For what a brilliant idea from a brilliant man whose passion for dance is incomparable. Think of all the benefits a “World Record” will shower upon Cebu. There’s the publicity. This is major, major news. An act that should be trumpeted not only in our native province but, just as well, in our nation’s 7,107 islands.
From Sun.Star Cebu
A “Guinness World Record” means that, since time immemorial dating back to thousands of years ago when man first roamed this planet, this gargantuan act had never been accomplished before. And it will be, this Sunday at 1 p.m., when thousands will overcrowd the Cebu City Sports Center (Abellana) grounds to boogie, sway hips, hold hands, cha-cha, and shimmy to the tune of four songs including Dandin Ranillo’s “Cebu.”
It will be a sight to dumbfound our eyes. A clapping and revelry that will deafen our eardrums. A memory that we’ll never forget. It will be a Herculean effort, nearly 10,000 Cebuanos who can lay claim and brag to their relatives in California by saying, “I was part of that world record!”
Yes. All thanks to Edward Hayco. Also, to his immensely talented wife, Eleanor, who will lead the jive dancing three days from now. “It (the practice last Sunday) was an awesome sight to behold,” said the almost-shy but perennially-smiling Ed, quoted by ace writer Marian Baring. “It was both electric and overwhelming. No amount of words can describe how this moment feels for all of us here in DTCC and for the city of Cebu.”
Since dancesport strutted to stardom beginning 2003, our Cebu City has reaped thousands of this most precious metal called gold. They’ve invaded America. They’ve penetrated our barangays and conducted lessons and competitions. They’ve attracted the Southeast Asian (SEA) Games to Cebu last 2005 and, as expected, we harvested a truckload of medals.
Now, this. A World Record. Is this Cebu’s first-ever Guinness WR? I researched Google and found one other in—guess what—the same act of dancing. Exactly two years ago this month, 1,558 inmates from the Cebu Provincial Detention and Rehabilitation Center (CPDRC) set two world records: for “most inmates dancing simultaneously in the same place” and for the “most number of individuals dancing to ‘Thriller’ at the same time and in the same location.”

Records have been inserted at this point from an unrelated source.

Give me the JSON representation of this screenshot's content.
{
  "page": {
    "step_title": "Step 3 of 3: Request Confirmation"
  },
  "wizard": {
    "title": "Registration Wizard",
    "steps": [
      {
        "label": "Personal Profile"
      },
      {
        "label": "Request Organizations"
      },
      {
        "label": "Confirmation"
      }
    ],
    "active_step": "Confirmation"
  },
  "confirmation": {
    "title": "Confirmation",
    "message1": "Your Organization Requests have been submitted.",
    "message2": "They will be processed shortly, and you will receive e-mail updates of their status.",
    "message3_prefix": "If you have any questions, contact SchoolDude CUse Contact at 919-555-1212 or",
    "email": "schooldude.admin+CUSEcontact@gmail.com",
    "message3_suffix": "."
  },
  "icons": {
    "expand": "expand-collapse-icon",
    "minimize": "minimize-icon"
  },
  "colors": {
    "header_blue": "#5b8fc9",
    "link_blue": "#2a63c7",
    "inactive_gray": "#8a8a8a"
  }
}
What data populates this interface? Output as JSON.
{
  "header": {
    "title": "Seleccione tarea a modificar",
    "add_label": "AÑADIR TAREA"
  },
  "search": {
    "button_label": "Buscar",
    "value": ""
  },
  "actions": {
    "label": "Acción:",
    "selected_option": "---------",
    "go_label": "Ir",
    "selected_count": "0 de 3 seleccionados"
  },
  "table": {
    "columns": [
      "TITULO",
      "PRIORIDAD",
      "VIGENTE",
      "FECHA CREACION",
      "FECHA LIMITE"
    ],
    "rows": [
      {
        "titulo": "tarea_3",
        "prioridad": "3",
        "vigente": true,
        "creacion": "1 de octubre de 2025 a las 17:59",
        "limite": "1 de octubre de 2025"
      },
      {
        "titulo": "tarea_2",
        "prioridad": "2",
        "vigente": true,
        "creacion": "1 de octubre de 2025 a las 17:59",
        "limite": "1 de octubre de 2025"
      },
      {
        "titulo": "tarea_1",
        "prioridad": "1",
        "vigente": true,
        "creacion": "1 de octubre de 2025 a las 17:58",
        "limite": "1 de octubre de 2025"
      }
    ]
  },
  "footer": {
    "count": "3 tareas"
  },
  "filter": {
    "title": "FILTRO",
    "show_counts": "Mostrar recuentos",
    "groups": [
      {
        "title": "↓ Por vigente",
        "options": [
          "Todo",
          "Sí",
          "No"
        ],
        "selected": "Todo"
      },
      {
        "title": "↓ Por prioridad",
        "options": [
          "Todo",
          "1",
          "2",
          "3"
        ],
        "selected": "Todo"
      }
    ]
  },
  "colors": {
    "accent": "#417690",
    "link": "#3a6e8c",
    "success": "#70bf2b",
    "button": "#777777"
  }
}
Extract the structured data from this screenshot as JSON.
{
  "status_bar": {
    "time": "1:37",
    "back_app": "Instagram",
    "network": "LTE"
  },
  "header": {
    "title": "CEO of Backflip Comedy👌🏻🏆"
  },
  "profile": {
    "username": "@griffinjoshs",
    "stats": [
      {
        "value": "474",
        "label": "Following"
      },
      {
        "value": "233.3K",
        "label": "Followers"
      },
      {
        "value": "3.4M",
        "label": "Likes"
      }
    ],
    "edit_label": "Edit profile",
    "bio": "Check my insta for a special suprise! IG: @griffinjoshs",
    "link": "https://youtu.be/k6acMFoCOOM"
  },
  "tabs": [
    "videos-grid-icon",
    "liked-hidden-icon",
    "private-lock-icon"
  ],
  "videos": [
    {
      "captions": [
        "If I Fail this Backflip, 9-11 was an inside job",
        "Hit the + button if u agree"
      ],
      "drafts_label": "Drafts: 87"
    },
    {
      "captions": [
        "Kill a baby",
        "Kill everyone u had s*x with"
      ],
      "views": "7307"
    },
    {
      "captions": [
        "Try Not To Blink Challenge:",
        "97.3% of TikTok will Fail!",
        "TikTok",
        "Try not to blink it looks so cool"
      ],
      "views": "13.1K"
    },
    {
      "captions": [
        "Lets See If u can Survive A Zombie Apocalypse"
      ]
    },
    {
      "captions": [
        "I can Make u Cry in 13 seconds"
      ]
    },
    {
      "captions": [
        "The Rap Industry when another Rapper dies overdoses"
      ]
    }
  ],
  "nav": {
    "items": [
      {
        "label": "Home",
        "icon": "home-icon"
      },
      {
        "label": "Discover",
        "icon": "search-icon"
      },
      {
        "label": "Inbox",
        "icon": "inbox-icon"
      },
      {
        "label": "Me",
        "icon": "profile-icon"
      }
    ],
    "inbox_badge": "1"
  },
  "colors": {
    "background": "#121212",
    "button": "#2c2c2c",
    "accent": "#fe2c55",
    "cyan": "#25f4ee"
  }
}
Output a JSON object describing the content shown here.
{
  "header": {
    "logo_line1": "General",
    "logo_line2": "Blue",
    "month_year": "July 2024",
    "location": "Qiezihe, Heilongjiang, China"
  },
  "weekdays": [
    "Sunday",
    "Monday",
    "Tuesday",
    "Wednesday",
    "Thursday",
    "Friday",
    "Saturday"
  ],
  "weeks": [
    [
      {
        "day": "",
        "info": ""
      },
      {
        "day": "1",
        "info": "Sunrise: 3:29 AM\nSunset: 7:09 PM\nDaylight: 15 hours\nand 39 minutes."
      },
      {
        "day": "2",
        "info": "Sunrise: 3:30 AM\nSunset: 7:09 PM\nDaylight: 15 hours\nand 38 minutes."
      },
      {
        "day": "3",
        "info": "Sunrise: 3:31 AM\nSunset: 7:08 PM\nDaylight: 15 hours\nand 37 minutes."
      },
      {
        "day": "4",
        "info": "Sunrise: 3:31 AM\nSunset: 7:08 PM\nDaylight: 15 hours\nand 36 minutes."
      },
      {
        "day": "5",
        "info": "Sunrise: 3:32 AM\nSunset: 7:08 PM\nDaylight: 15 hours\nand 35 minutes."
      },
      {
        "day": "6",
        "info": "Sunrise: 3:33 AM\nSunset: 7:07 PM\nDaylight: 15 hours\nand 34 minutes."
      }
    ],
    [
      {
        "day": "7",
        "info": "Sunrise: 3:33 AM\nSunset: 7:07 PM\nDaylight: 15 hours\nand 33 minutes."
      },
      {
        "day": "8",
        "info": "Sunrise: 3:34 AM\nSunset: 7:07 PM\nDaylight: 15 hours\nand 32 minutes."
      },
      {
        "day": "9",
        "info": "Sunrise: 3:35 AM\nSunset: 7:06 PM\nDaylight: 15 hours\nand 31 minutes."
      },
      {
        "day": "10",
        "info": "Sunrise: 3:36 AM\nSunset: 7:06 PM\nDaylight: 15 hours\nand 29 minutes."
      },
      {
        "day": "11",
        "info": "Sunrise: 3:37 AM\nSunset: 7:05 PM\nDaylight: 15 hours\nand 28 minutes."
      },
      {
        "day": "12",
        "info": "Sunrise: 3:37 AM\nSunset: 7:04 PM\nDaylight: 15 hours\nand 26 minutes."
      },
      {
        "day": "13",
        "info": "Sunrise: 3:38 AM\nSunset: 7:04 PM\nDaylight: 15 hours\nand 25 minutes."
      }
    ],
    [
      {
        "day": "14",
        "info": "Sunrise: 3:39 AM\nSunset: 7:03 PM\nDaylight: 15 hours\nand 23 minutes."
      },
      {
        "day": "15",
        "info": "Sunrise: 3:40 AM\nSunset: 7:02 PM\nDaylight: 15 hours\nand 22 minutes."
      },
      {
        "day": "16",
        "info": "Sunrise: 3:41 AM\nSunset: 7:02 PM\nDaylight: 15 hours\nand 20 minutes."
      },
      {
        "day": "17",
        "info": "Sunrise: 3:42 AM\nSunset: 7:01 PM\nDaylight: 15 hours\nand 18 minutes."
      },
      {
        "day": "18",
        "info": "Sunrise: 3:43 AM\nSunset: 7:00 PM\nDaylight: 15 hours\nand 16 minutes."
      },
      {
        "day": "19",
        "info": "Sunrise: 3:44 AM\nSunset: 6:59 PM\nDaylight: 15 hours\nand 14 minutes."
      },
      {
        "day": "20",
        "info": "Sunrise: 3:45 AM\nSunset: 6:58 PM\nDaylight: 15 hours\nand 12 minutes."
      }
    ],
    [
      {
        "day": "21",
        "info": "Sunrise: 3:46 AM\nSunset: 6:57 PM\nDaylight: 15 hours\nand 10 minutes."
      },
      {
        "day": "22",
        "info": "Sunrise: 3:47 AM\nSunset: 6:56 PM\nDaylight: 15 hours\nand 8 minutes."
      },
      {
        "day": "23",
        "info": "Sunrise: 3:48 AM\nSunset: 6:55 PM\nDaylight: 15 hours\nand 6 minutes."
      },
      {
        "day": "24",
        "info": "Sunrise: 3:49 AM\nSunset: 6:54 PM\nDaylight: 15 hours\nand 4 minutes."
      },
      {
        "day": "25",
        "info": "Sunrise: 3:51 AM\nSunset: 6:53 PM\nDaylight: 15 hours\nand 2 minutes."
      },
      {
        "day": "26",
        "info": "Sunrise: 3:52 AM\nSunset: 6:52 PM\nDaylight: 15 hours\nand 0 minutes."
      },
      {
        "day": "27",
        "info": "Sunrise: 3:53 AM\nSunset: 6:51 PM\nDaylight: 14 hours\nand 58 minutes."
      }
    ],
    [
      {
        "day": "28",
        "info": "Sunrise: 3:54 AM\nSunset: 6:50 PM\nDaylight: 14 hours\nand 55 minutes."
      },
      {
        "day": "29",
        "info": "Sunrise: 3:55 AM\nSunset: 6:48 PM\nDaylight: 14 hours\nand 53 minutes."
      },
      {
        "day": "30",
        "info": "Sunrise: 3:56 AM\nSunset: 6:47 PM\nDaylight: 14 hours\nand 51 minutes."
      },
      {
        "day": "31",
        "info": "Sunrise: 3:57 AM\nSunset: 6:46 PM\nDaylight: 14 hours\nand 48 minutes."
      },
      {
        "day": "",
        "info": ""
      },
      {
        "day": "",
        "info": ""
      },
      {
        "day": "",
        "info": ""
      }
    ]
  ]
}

We know what happened next. Wisely uploaded to YouTube by Byron Garcia, our governor’s brother, the Thriller video now has 23.4 million hits…
Three days from now? While it will be hard to match the CPDRC numbers, I’m sure after the video is uploaded to YouTube, it will be a hit. I can imagine thousands, possibly tens of thousands, who’ll watch this “largest dance class” record. Our friends and relatives, spanning Dubai to Hong Kong to Makati, would love to watch this amazing feat of the feet.
Apart from popularizing Cebu, this Mambo No. 5 act will further popularize the already sport of dancing. Take my personal observation. Last February, I visited the Hipodromo basketball gym and saw hundreds of girls and boys swirling and twisting and prancing to the tune of Mambo No. 5. In all, the Dancesport Team Cebu City has infiltrated all the barangays and made dance converts of the multitude of our youth.
This world record? It further hypes the sport. It glorifies dancing. Think of the thousands who’ll join this weekend: do you think that, after joining such a once-in-a-lifetime experience, they’ll stop? They’ll press pause and discontinue the music? No, no. They’ll dance like non-stop disco dancing.
What can we, fellow Cebuanos, do? Plenty. Come Sunday at 1 p.m., let’s go to Abellana. If it’s not too late to join… join. Or watch from the bleachers. When the YouTube video is up, let’s email all our friends world-wide. Let’s be part of history with this Cebu story.